While President Kenyatta seeks to consolidate his legacy in his second and final term, his policy agenda is being frustrated by new political, economic, and security challenges. Kenyatta’s governing ethnic coalition will quickly fall apart as the race to succeed some of Kenya’s most dominant political leaders intensifies, which will reshape the country’s political landscape and alliances. Kenya’s rising debt burden and budget deficit, as well as mounting concerns over the strength of the local banking sector are likely to frustrate some of the government’s plans to maintain the momentum of massive infrastructure development.

Under populist influence, political pressure will rise for the government to intervene in strategic sectors, such as telecoms and banking. Eventual oil production will be key to meeting the government’s revenue collection targets and to sustain economic growth expectations. However, the ongoing threat of unrest and Islamist terrorism is likely to temper the tourism sector.

Despite a modest forecasted economic growth, continuity of the interest rate cap due to political pressures will weigh on the scale of private sector lending, investment, and potential growth. Meanwhile, wariness among investors regarding the cap and an October assessment by the IMF that Kenya’s debt is reaching unsustainable levels will continue to pose downside risks to each of the country’s 2019, 2024, 2028 and 2048 Eurobonds.

Kenya’s decision last year to no longer pursue an IMF programme, in the context of uncertain external circumstances and local drivers of risk, such as tourism earnings vulnerable to a volatile security environment, is highly questionable. Should a shock occur without firm IMF endorsement, Kenya will be left exposed to any ensuing market onslaught whose effects could be compounded, especially given the country’s short and long-term debt position.

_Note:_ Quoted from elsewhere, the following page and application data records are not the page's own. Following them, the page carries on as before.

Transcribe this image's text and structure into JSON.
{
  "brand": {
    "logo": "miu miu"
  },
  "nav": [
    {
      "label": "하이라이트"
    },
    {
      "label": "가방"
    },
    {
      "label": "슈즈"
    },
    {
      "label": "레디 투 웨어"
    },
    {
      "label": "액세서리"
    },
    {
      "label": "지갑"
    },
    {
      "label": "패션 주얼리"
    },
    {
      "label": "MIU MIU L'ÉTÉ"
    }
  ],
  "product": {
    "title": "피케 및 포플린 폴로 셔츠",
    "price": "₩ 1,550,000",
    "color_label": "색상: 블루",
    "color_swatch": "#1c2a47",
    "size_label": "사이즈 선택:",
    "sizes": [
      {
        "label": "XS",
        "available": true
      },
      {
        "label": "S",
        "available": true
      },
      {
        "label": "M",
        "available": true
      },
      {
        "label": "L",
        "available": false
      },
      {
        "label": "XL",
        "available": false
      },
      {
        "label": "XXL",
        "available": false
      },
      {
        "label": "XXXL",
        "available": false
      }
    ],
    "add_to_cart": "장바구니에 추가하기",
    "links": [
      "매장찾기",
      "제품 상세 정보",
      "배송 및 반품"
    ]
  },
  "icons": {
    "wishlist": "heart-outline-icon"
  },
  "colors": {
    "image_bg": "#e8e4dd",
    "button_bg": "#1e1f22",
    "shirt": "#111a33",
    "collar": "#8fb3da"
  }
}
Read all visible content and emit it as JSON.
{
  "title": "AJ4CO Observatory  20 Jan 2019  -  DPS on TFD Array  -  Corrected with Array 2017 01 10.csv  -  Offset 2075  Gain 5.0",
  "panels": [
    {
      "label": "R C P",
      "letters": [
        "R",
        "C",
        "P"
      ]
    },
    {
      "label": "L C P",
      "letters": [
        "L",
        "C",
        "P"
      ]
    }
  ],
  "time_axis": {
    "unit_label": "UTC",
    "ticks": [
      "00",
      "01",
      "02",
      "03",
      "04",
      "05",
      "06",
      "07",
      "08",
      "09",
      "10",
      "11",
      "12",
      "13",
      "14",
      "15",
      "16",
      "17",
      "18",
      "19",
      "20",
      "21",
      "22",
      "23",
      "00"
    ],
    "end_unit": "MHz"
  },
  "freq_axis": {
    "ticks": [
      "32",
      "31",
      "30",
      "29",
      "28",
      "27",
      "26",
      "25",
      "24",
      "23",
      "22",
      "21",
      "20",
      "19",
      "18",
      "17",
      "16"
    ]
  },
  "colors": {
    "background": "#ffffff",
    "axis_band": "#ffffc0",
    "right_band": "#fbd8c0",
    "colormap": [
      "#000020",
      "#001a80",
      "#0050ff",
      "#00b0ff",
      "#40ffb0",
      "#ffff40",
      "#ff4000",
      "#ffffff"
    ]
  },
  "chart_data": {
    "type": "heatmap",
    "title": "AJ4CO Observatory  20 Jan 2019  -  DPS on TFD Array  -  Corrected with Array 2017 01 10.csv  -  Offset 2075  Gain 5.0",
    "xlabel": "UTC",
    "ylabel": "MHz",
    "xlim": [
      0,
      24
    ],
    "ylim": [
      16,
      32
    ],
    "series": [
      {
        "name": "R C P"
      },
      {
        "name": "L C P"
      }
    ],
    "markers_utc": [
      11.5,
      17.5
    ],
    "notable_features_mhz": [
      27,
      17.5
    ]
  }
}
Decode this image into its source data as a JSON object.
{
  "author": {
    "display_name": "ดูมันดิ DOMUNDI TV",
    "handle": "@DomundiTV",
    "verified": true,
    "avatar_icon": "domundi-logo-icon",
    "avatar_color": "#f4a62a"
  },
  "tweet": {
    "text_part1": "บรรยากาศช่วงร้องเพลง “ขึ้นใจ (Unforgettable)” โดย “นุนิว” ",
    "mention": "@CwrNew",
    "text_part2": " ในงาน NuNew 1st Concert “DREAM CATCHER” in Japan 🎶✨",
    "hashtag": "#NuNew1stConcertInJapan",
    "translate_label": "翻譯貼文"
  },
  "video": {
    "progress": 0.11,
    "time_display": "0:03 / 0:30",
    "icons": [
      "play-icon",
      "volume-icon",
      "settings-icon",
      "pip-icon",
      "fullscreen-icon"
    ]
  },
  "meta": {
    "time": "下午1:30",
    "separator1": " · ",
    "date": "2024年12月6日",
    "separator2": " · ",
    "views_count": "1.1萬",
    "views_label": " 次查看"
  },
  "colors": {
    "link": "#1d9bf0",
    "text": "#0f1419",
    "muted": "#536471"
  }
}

Nevertheless, Kenya has a relatively strong external position. Foreign reserves stand at approximately 5.7 months of import cover, which provides the country with a reasonably robust buffer against exogenous shocks. The country is also in no imminent balance of payments crisis, hence the lax attitude to the IMF’s conditionalities.